be hundreds of ants in there.

How will I find Fast Freddie?

- That's where the hours go.

(audience laughing)

- You really are very good at
cheering people up, Schneider.

- Yeah, I think I am,

because I'm starting
to feel better, you know.

- Good.

- Mom, hi.

- Honey, hi.

Oh, what a surprise.
- Hi.

Oh boy, the old place is really
beginning to look different.

- I think it looks wonderful.

Well, I thought you
had to study tonight.

- Oh, boy do I really.

Burning the old
midnight oil, you know.

- How are things at the house?

- Oh, terrific, just wonderful.

In just two weeks,
we've had, let's see,

three parties, one open house,

and a game of touch with
the guys across the street.

- Oh, I think touch
football's fun.

- Football, I don't
remember any football.

(audience laughing)

How you doing?

- I'm doing just fine.

- [Barbara] Yeah?
- Yeah.

There are a lot of things
I love about living alone.

- Oh, I know what you mean.

There are so many
things that I love

about living in that house.

- Yeah, I'm on my own.

- I'm independent.
- It's exciting.

- Stimulating.
- I feel free.

- I feel mature.

- Then, of course, there
are the disadvantages.

- Nothing's perfect.
- I've heard that.

- Yeah, you know,
that house is a pretty

crowded place to study.

All kinds of
distractions, you know.

All night discussions
about everything, parties.

All kinds of goings
on, you can imagine.

- I'd rather not.

- Mom, what would
you say if I told you

I had a little trouble
with my biology midterm?

- A little?

- Well, let's just say
that it's really easy to

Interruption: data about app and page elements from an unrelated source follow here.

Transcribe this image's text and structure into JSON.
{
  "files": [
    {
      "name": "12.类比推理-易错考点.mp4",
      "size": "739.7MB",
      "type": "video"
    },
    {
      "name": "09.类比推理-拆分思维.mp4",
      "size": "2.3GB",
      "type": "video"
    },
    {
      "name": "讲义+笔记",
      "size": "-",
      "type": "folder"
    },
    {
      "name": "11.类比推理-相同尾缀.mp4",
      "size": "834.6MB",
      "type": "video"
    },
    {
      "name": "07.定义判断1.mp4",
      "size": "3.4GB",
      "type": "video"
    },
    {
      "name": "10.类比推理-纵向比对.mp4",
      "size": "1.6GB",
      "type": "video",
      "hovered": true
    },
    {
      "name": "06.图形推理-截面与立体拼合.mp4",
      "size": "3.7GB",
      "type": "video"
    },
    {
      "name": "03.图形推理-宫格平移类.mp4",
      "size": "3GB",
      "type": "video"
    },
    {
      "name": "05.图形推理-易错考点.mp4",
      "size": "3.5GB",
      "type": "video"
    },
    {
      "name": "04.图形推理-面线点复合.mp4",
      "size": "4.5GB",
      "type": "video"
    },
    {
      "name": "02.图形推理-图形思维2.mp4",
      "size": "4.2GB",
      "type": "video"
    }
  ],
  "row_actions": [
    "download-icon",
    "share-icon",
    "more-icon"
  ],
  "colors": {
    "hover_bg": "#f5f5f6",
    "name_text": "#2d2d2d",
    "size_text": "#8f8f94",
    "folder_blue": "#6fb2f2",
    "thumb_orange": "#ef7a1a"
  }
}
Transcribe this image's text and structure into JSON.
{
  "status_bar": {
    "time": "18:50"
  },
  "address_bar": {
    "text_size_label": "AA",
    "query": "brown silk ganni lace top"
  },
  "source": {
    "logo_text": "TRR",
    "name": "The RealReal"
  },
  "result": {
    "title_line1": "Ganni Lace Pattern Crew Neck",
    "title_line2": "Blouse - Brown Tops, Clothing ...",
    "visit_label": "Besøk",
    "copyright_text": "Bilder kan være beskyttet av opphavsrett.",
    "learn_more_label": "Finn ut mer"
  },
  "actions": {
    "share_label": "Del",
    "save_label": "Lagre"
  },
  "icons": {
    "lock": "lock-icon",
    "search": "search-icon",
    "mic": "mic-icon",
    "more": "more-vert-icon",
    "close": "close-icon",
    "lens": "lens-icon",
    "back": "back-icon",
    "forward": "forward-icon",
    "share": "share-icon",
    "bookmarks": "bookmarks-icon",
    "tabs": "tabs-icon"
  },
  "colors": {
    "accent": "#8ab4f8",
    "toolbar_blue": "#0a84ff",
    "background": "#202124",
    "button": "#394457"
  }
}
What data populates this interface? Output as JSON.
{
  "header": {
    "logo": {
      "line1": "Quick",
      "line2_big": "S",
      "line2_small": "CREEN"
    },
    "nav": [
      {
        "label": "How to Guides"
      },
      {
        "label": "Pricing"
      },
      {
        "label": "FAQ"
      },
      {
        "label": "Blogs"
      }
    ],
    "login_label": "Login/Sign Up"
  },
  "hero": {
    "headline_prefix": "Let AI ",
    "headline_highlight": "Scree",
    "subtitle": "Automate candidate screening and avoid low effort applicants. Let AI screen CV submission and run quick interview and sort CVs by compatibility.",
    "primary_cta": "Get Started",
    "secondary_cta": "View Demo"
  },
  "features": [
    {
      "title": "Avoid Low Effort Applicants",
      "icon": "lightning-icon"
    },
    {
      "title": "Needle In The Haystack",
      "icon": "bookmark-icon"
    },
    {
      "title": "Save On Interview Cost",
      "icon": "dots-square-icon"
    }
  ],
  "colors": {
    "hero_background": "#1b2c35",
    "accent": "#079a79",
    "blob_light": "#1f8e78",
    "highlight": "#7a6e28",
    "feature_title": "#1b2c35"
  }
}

oversleep an
eight o'clock class.

I mean, in that house,
no one wakes you up

unless it's for a party.

- Barbara, you missed your exam?

- What would you say if I
told you I got an incomplete?

- I'd say get an alarm clock.

I'd say move home.

- Yeah, I thought
you'd say that.

It was just a what if, mom.

Okay, let's be honest.

- You didn't miss your exam.

- Got a B plus.

But you wanted me home,

when you could tell yourself
that it was for my own good.

I think it's time we had
a mother daughter talk.

Sit down.

(audience laughing)

- Barbara, this
mother daughter talk,

I am still playing the mother.

- Look, mom.

Two daughters moved
out on you, bang.

Just like that, they were gone.

- I don't want you
moving back in.

- You don't miss us?
- [Ann] No.

- Honestly?

- Alright, sweetheart,
yes I miss you, a little.

A lot.

- Then there's no reason
for you to lose both of us.

- Are you telling me
that you'd rather live here

than at school?

- No, I'd be lying, because
I really do like it there.

- Okay, then you would
be moving back here

purely out of a sense of guilt.

- No.

A sense of responsibility.

And love.

- Honey look.

We all know that children
end up caring for their parents

when they get old, but
I'm really not that old.

- I'm not caring for you.

I'm caring about you.

Maybe just plain caring.

Hey, I know you can make
it on your own all by yourself.

But you lost two
daughters in 10 minutes.

Mom, that's a lot.

I'm gonna do something for you.

I'm coming home.

(audience laughing)

- I knew she wasn't gonna
leave you here by yourself.

This some terrific kid.

- She's quite a woman.

- Well, what do you expect?

She's your daughter.

Unless, somehow
she got it from me.

(audience laughing)

- I don't know what to say.

- You don't have
to say anything.

- You're right, of course.

You know, it is
hard for a mother.

I do know what to say.

Thank you.

- Okay.

(audience applauds)

(upbeat music)

(orchestral music)